In a post on Newsday’s own Business Beat blog, Thomas Maier quoted newspaper analyst John Morton as stating, “This deal gives the Post a significant advantage over the Daily News.” Without a hint of triumphalism for his possible soon-to-be employer’s good fortune, Mr. Maier further quoted Mr. Morton as saying, “It’s not a good day for the Daily News.”
The same day, up at the new Eighth Avenue headquarters of The New York Times, Arthur Sulzberger Jr. was making his annual presentation to New York Times Company.
Just a bit over a minute into his presentation, Mr. Sulzberger Jr. began speaking about the company’s online products.

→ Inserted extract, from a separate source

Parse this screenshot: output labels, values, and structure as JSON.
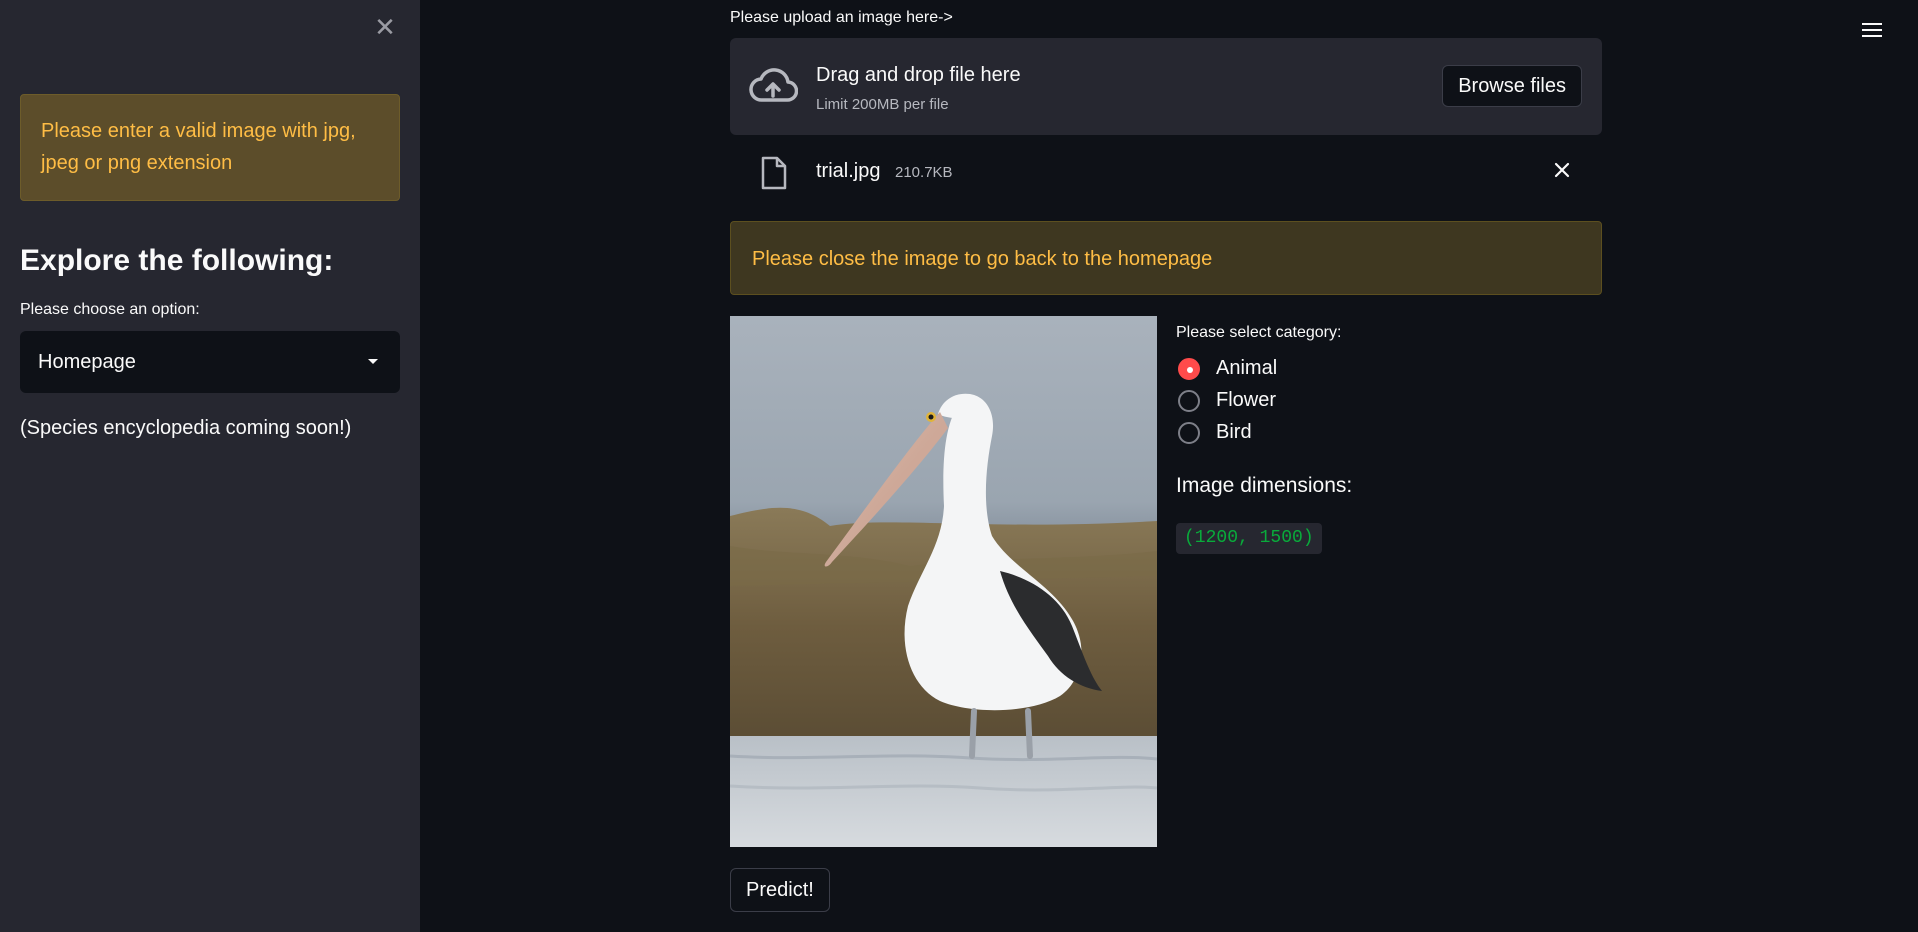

“These are impressive figures,” intoned Mr. Sulzberger, referring to the company’s Web income and traffic, “and they individually and collectively underscore the fact that the New York Times Company is in the midst of a successful and ongoing transformation.”
But the Web site accounts for just about 10 percent of the company’s income; the company posted a $335,000 loss in the first quarter. That was not an impressive figure. At that meeting, four new directors were elected to the board; one was Dawn Lepore, the CEO of drugstore.com.

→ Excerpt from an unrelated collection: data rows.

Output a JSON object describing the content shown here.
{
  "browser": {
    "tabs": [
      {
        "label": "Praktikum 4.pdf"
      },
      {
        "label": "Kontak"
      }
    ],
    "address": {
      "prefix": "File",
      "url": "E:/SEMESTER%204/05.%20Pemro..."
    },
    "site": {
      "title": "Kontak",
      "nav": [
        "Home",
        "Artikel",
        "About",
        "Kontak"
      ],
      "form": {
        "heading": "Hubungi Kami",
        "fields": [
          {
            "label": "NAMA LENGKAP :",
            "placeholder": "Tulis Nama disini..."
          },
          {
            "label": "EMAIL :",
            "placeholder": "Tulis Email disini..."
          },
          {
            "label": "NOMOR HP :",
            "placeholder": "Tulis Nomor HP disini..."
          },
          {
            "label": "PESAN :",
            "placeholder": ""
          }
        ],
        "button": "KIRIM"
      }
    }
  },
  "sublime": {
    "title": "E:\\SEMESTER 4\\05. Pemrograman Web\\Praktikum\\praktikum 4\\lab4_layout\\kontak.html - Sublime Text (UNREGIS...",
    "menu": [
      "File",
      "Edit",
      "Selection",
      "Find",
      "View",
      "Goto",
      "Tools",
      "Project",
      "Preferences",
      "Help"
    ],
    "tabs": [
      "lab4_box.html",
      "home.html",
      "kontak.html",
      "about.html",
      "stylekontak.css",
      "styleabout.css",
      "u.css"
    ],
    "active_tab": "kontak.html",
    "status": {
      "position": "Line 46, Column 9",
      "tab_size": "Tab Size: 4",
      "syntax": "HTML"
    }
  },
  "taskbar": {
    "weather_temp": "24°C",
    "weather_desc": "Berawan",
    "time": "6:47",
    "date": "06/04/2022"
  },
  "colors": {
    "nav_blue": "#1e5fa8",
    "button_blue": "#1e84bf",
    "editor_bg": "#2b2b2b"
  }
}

The Times strategy in the overall newspaper decline has been to focus much of its new development on the Web; and similarly, conversations with Times reporters and editors about how they’ll compete with Mr. Murdoch’s new, general-interest Journal have recourse continually to The Times’ unchallenged reach on the Web in the region.
“Competing in the journalistic ferment of the Web has driven us to build a news website that draws phenomenal traffic, has great revenue growth, and consistently wins accolades from the people who hand out Web accolades,” wrote New York Times executive editor Bill Keller in an e-mail to The Observer earlier this week.

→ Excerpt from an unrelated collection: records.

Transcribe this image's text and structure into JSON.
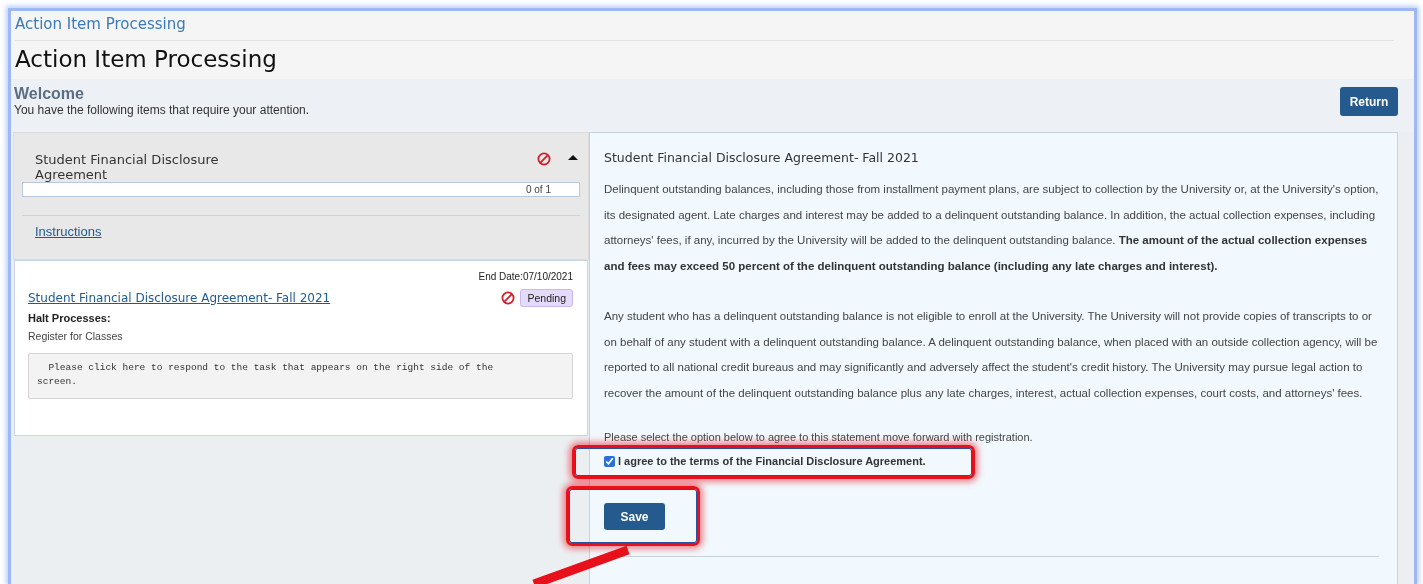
{
  "breadcrumb": "Action Item Processing",
  "page_title": "Action Item Processing",
  "welcome": {
    "heading": "Welcome",
    "message": "You have the following items that require your attention.",
    "return_button": "Return"
  },
  "item_group": {
    "title": "Student Financial Disclosure Agreement",
    "expanded": true,
    "progress": {
      "level": 0,
      "reading": "0 of 1"
    },
    "instructions_link": "Instructions"
  },
  "item_card": {
    "end_date": "End Date:07/10/2021",
    "link": "Student Financial Disclosure Agreement- Fall 2021",
    "status": "Pending",
    "halt_label": "Halt Processes:",
    "halt_process": "Register for Classes",
    "hint": "  Please click here to respond to the task that appears on the right side of the screen."
  },
  "agreement": {
    "title": "Student Financial Disclosure Agreement- Fall 2021",
    "paragraphs": [
      "Delinquent outstanding balances, including those from installment payment plans, are subject to collection by the University or, at the University's option, its designated agent. Late charges and interest may be added to a delinquent outstanding balance. In addition, the actual collection expenses, including attorneys' fees, if any, incurred by the University will be added to the delinquent outstanding balance. **The amount of the actual collection expenses and fees may exceed 50 percent of the delinquent outstanding balance (including any late charges and interest).**",
      "Any student who has a delinquent outstanding balance is not eligible to enroll at the University. The University will not provide copies of transcripts to or on behalf of any student with a delinquent outstanding balance. A delinquent outstanding balance, when placed with an outside collection agency, will be reported to all national credit bureaus and may significantly and adversely affect the student's credit history. The University may pursue legal action to recover the amount of the delinquent outstanding balance plus any late charges, interest, actual collection expenses, court costs, and attorneys' fees."
    ],
    "prompt": "Please select the option below to agree to this statement move forward with registration.",
    "checkbox": {
      "label": "I agree to the terms of the Financial Disclosure Agreement.",
      "checked": true
    },
    "save_button": "Save"
  }
}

The Times is nearly ready to unfurl an expanded business report on its Web site. It’ll cover business and technology, and it’s hiring both outside and inside the paper to do it. The model, said Mr. Ingrassia, the former Journal guy who tried to chase down Mr. Brauchli at the Ritz-Carlton, is like DealBook, the site edited by Andrew Ross Sorkin that is a combination of aggregation and original reporting. And, unlike most of WSJ.com, it’s free without a subscription.
“We are looking for opportunities where we think areas of coverage we can beef up,” said Mr. Ingrassia on April 21, hours before Mr. Brauchli’s last supper. “Bring it on, bring on the competition!” he said.
“Is Murdoch’s strategy to become some version of the NYT?” asked Mr. Keller in his email. “I don’t really know. He’s sure welcome to try. But if I were him I’d be checking to see what WSJ readers think of that. His readers will determine whether he has made the Journal more or less valuable. And they will judge success based on what he delivers rather than PR spin.
“While we are muscling up in some areas of business coverage where we have had competitive success, especially on the Web, our strategy was never, and won’t be, to become the WSJ,” he added.
But: “I try not to underestimate any adversary, especially one who doesn’t mind if his properties lose money hand over fist.”
Mr. Sulzberger, by way of trumpeting the newspaper’s growth, said in an offhand comment that “NYTimes.com also ranked No. 1 in coverage of the greater N.Y. market, reaching 28 percent of adults. Our closest competitor, Newsday, reaches 16 percent.”
At press time, there were no further reports of Mr. Murdoch’s progress in the purchase of Newsday.
Additional reporting by Irina Aleksander, Matt Haber and Choire Sicha.